‘Tess of the d’Ubervilles’ – Thomas Hardy
When I was twelve I read a lot of Sweet Valley books. I read so many that my mum was rightfully worried about unrealistic life expectations and my English teacher was worried I wasn’t stretching myself intellectually.
One day, my English teacher held me back for a few minutes at the end of the lesson and said it would be a good idea to read the classics. She said a good one to start with would be Tess of the d’Ubervilles.
I was desperate not to be separated from my then favourite cast of American teens, so told my teacher that I had read Tess, then surmised the entire plot as my mum had recently seen it on stage and had decided to debrief me on her arrival home.
I still vividly remember the look on my teachers face and the whirring in my mind as I computed whether or not she believed me; more pertinently – whether I’d be able to hold on to my favourite twin teens.
I don’t think she did believe me, but she kindly pretended to. I did eventually read it and it was sad.
Like I’d said it was back then.
‘Vox’ – Christina Dalcher
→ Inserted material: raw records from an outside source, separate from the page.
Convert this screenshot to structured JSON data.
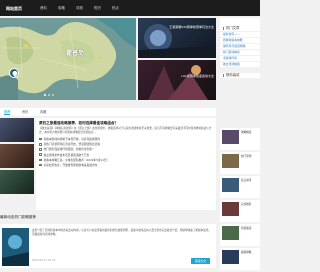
{
  "nav": {
    "brand": "网站首页",
    "items": [
      "资料",
      "攻略",
      "评测",
      "知识",
      "热点"
    ]
  },
  "hero": {
    "map_place_label": "霍普岛"
  },
  "thumbs": [
    {
      "caption": "王者荣耀S39赛季新赛季玩法大全"
    },
    {
      "caption": "LOL新赛季装备改动大全"
    }
  ],
  "sidebar": {
    "hot_title": "热门文章",
    "hot_links": [
      "最新资讯——",
      "原神新版本前瞻",
      "崩坏星穹铁道攻略",
      "热门游戏推荐",
      "手游排行榜",
      "独立游戏精选"
    ],
    "recommend_title": "猜你喜欢"
  },
  "tabs": [
    "推荐",
    "资讯",
    "攻略"
  ],
  "news": {
    "headline": "原石之旅最强攻略推荐，如何选择最佳攻略组合？",
    "excerpt": "【图文来源】【攻略玩家推荐】在《原石之旅》这款游戏中，攻略选择对于玩家的游戏体验至关重要，因为不同攻略会带来截然不同的游戏体验和战斗方式，本文将为你详细介绍各种攻略组合的优缺点...",
    "items": [
      "新版本游戏内测将于本月开放，玩家可提前预约",
      "某热门手游周年庆活动开启，登录即送限定皮肤",
      "热门角色强度排行榜更新，新角色位列第一",
      "独立游戏新作发布首日销量突破十万份",
      "新版本攻略汇总，全角色配队推荐（2024年5月11日）",
      "玩家社区热议：开放世界游戏的未来发展方向"
    ]
  },
  "section": {
    "title": "最新动态热门攻略推荐"
  },
  "article": {
    "text": "这里介绍了游戏新版本中的各项改动内容，玩家可以在这里看到最新的角色技能调整、装备平衡性改动以及全新的玩法模式介绍，帮助你快速了解版本变化，掌握最新的游戏攻略。",
    "meta": "2024-05-11 15:33",
    "more": "阅读全文"
  },
  "right_list": [
    {
      "text": "攻略精选"
    },
    {
      "text": "热门评测"
    },
    {
      "text": "每日资讯"
    },
    {
      "text": "玩家推荐"
    },
    {
      "text": "新游速递"
    },
    {
      "text": "视频攻略"
    }
  ],
  "colors": {
    "accent": "#20a6d0",
    "nav_bg": "#1c1c1c"
  }
}
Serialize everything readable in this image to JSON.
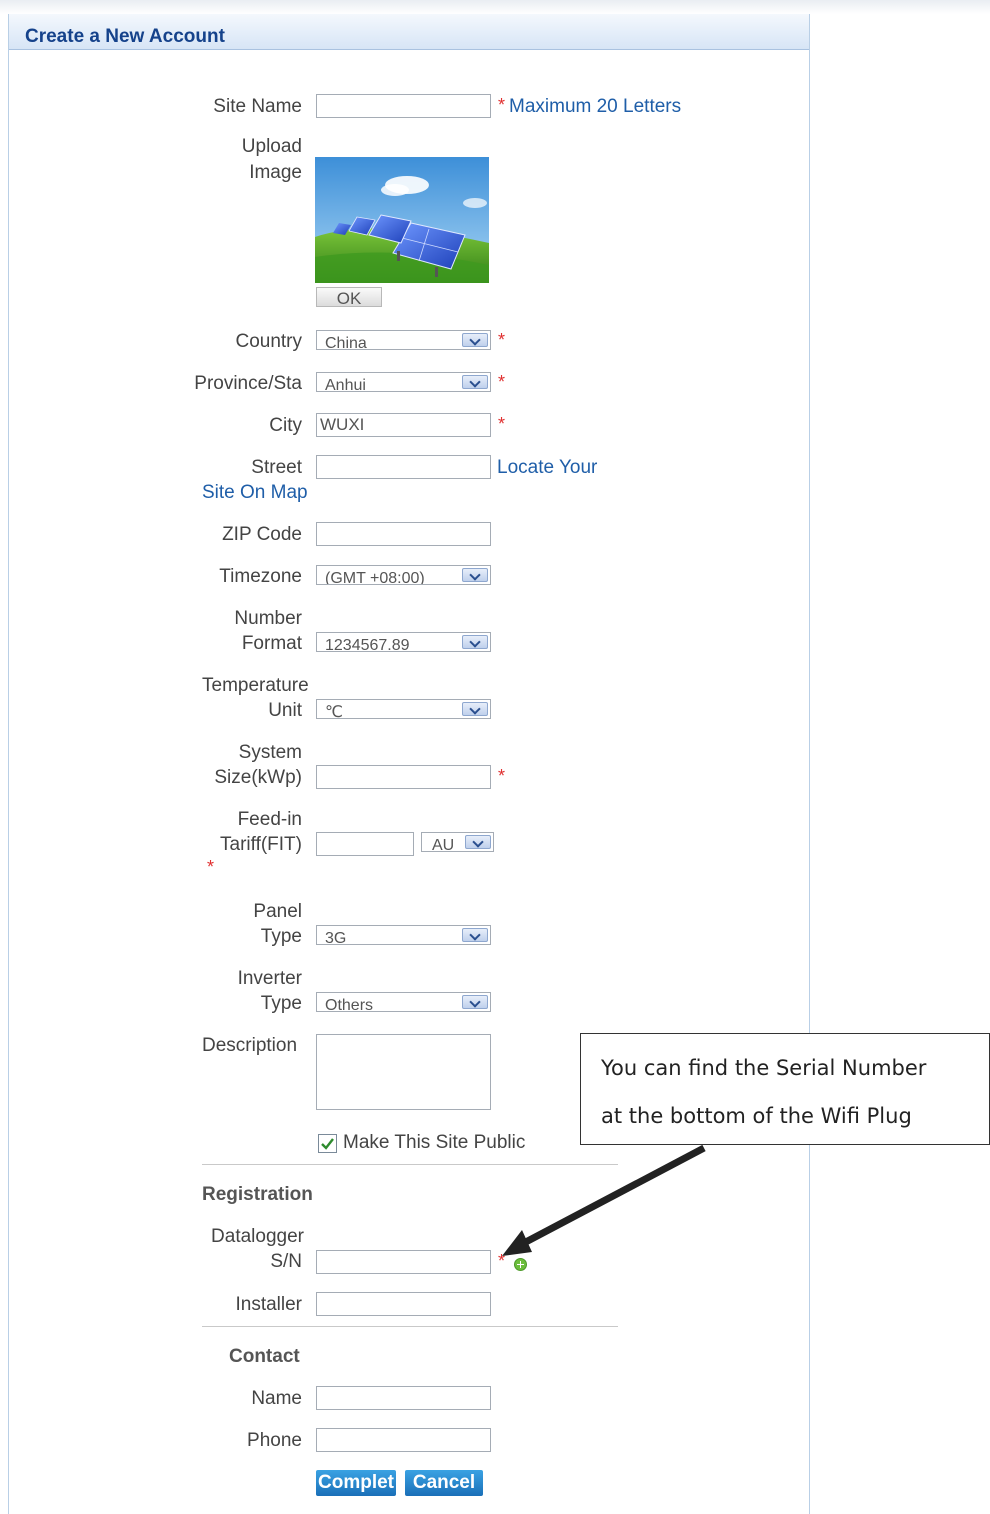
{
  "panel": {
    "title": "Create a New Account"
  },
  "form": {
    "site_name": {
      "label": "Site Name",
      "value": "",
      "hint_asterisk": "*",
      "hint": "Maximum 20 Letters"
    },
    "upload_image": {
      "label_line1": "Upload",
      "label_line2": "Image",
      "ok_label": "OK"
    },
    "country": {
      "label": "Country",
      "value": "China"
    },
    "province": {
      "label": "Province/Sta",
      "value": "Anhui"
    },
    "city": {
      "label": "City",
      "value": "WUXI"
    },
    "street": {
      "label": "Street",
      "value": "",
      "link_part1": "Locate Your",
      "link_part2": "Site On Map"
    },
    "zip": {
      "label": "ZIP Code",
      "value": ""
    },
    "timezone": {
      "label": "Timezone",
      "value": "(GMT +08:00)"
    },
    "number_format": {
      "label_line1": "Number",
      "label_line2": "Format",
      "value": "1234567.89"
    },
    "temperature_unit": {
      "label_line1": "Temperature",
      "label_line2": "Unit",
      "value": "℃"
    },
    "system_size": {
      "label_line1": "System",
      "label_line2": "Size(kWp)",
      "value": ""
    },
    "feed_in_tariff": {
      "label_line1": "Feed-in",
      "label_line2": "Tariff(FIT)",
      "value": "",
      "currency": "AU"
    },
    "panel_type": {
      "label_line1": "Panel",
      "label_line2": "Type",
      "value": "3G"
    },
    "inverter_type": {
      "label_line1": "Inverter",
      "label_line2": "Type",
      "value": "Others"
    },
    "description": {
      "label": "Description",
      "value": ""
    },
    "make_public": {
      "label": "Make This Site Public",
      "checked": true
    },
    "required_marker": "*"
  },
  "registration": {
    "heading": "Registration",
    "datalogger": {
      "label_line1": "Datalogger",
      "label_line2": "S/N",
      "value": ""
    },
    "installer": {
      "label": "Installer",
      "value": ""
    }
  },
  "contact": {
    "heading": "Contact",
    "name": {
      "label": "Name",
      "value": ""
    },
    "phone": {
      "label": "Phone",
      "value": ""
    }
  },
  "buttons": {
    "complete": "Complet",
    "cancel": "Cancel"
  },
  "callout": {
    "line1": "You can find the Serial Number",
    "line2": "at the bottom of the Wifi Plug"
  },
  "colors": {
    "title": "#15428b",
    "link": "#1f5ea8",
    "required": "#e03030",
    "button": "#1a6fb8"
  }
}
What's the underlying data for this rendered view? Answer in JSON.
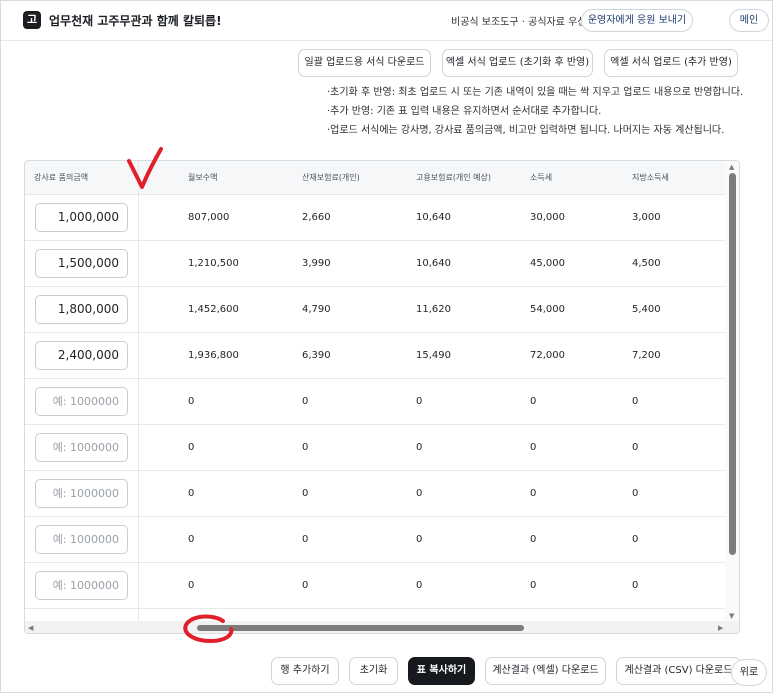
{
  "header": {
    "logo_char": "고",
    "title": "업무천재 고주무관과 함께 칼퇴릅!",
    "notice": "비공식 보조도구 · 공식자료 우선",
    "support_label": "운영자에게 응원 보내기",
    "home_label": "메인"
  },
  "actions": {
    "download_template": "일괄 업로드용 서식 다운로드",
    "excel_upload_reset": "엑셀 서식 업로드 (초기화 후 반영)",
    "excel_upload_append": "엑셀 서식 업로드 (추가 반영)"
  },
  "notes": [
    "·초기화 후 반영: 최초 업로드 시 또는 기존 내역이 있을 때는 싹 지우고 업로드 내용으로 반영합니다.",
    "·추가 반영: 기존 표 입력 내용은 유지하면서 순서대로 추가합니다.",
    "·업로드 서식에는 강사명, 강사료 품의금액, 비고만 입력하면 됩니다. 나머지는 자동 계산됩니다."
  ],
  "table": {
    "columns": [
      "강사료 품의금액",
      "월보수액",
      "산재보험료(개인)",
      "고용보험료(개인 예상)",
      "소득세",
      "지방소득세"
    ],
    "input_placeholder": "예: 1000000",
    "rows": [
      {
        "amount": "1,000,000",
        "cells": [
          "807,000",
          "2,660",
          "10,640",
          "30,000",
          "3,000"
        ]
      },
      {
        "amount": "1,500,000",
        "cells": [
          "1,210,500",
          "3,990",
          "10,640",
          "45,000",
          "4,500"
        ]
      },
      {
        "amount": "1,800,000",
        "cells": [
          "1,452,600",
          "4,790",
          "11,620",
          "54,000",
          "5,400"
        ]
      },
      {
        "amount": "2,400,000",
        "cells": [
          "1,936,800",
          "6,390",
          "15,490",
          "72,000",
          "7,200"
        ]
      },
      {
        "amount": "",
        "cells": [
          "0",
          "0",
          "0",
          "0",
          "0"
        ]
      },
      {
        "amount": "",
        "cells": [
          "0",
          "0",
          "0",
          "0",
          "0"
        ]
      },
      {
        "amount": "",
        "cells": [
          "0",
          "0",
          "0",
          "0",
          "0"
        ]
      },
      {
        "amount": "",
        "cells": [
          "0",
          "0",
          "0",
          "0",
          "0"
        ]
      },
      {
        "amount": "",
        "cells": [
          "0",
          "0",
          "0",
          "0",
          "0"
        ]
      }
    ]
  },
  "toolbar": {
    "add_row": "행 추가하기",
    "reset": "초기화",
    "copy_table": "표 복사하기",
    "download_excel": "계산결과 (엑셀) 다운로드",
    "download_csv": "계산결과 (CSV) 다운로드",
    "scroll_top": "위로"
  },
  "colors": {
    "primary_dark": "#16191d",
    "annotation_red": "#e0202a"
  }
}
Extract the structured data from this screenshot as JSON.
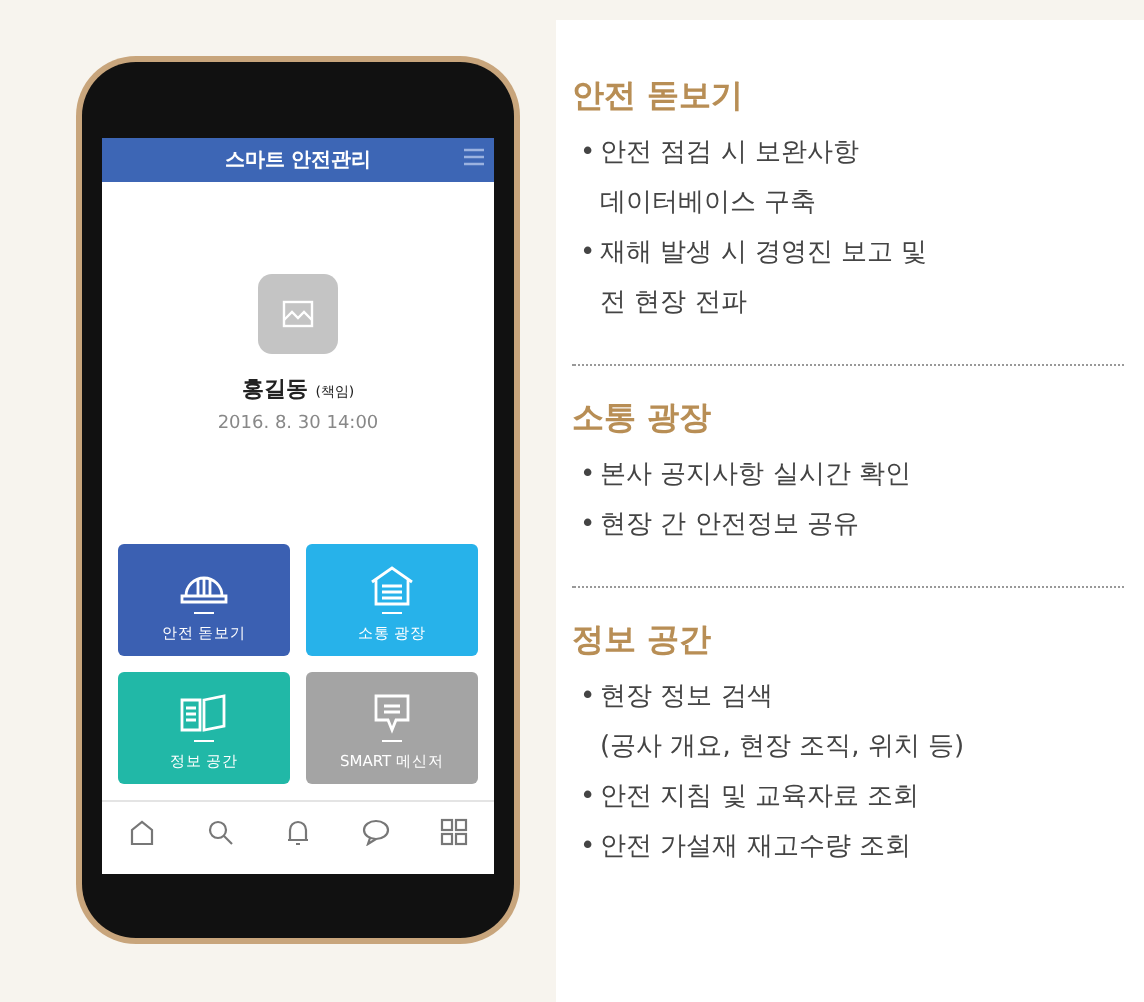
{
  "app": {
    "title": "스마트 안전관리",
    "user_name": "홍길동",
    "user_role": "(책임)",
    "timestamp": "2016. 8. 30 14:00",
    "tiles": [
      {
        "label": "안전 돋보기",
        "color": "#3b60b2"
      },
      {
        "label": "소통 광장",
        "color": "#27b2ea"
      },
      {
        "label": "정보 공간",
        "color": "#21b8a7"
      },
      {
        "label": "SMART 메신저",
        "color": "#a4a4a4"
      }
    ]
  },
  "sections": [
    {
      "title": "안전 돋보기",
      "items": [
        {
          "bullet": "•",
          "text": "안전 점검 시 보완사항\n데이터베이스 구축"
        },
        {
          "bullet": "•",
          "text": "재해 발생 시 경영진 보고 및\n전 현장 전파"
        }
      ]
    },
    {
      "title": "소통 광장",
      "items": [
        {
          "bullet": "•",
          "text": "본사 공지사항 실시간 확인"
        },
        {
          "bullet": "•",
          "text": "현장 간 안전정보 공유"
        }
      ]
    },
    {
      "title": "정보 공간",
      "items": [
        {
          "bullet": "•",
          "text": "현장 정보 검색\n(공사 개요, 현장 조직, 위치 등)"
        },
        {
          "bullet": "•",
          "text": "안전 지침 및 교육자료 조회"
        },
        {
          "bullet": "•",
          "text": "안전 가설재 재고수량 조회"
        }
      ]
    }
  ]
}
In a recent conversation, I diplomatically described my feeling towards this novel as ‘mixed’ when I outright thought that despite the hype, it was disempowering trash, which is another review for another day.
‘Sweet Valley Twins…’ (it had a beige or pale blue cover) – Francine Pascal
This is quite the confession which I don’t think I’ve ever admitted but when I was 12 (it was a big year for lying), I borrowed a SVT book from the library near school and dropped it in the bath. When I tried to return it, the librarian was understandably put out so I just kept saying it was loaned like that.
I can’t really remember what happened. I think they most likely applied a fee to my card which effectively acted as a book ban, but I do remember the innocent way I kept saying – ‘It was like that when I borrowed it.’
‘To Kill A Mockingbird’ (and throw ‘Jane Eyre’ in too)
Compulsory reading is the best way to kill any interest in reading (aside from library fees) and that’s why I’ve never read either these books, only the excerpts the teachers said we would absolutely fail our GCSEs without reading.
The contemporary love for both books makes me feel like I should try them again but there’s something drilled into me that makes me sigh when I see either copy.
‘On the Road’ – Jack Kerouac
All I wanted when I dropped out of university was to work at a bookshop and my dream came true when I was invited to interview at Waterstones.
‘Being 20’ roughly translates as ‘challenging time having dropped out and not sure what I’m doing next but I can read cool books and just hang for a while’ which is when I tried On the Road for the first time and couldn’t quite get into it. I tried twice more before I realise I just didn’t like it.
But when the end of that summer came and I was asked to interview and asked my favourite book that was the one I gave. I think it made me feel like I was cool and one good offer away from road tripping (with no driver’s licence) and part of the Beat generation (despite being int the wrong decade and country). To some extent that lie gave me an identity so it makes me smile when I think of it. Particularly as I hate the book so much.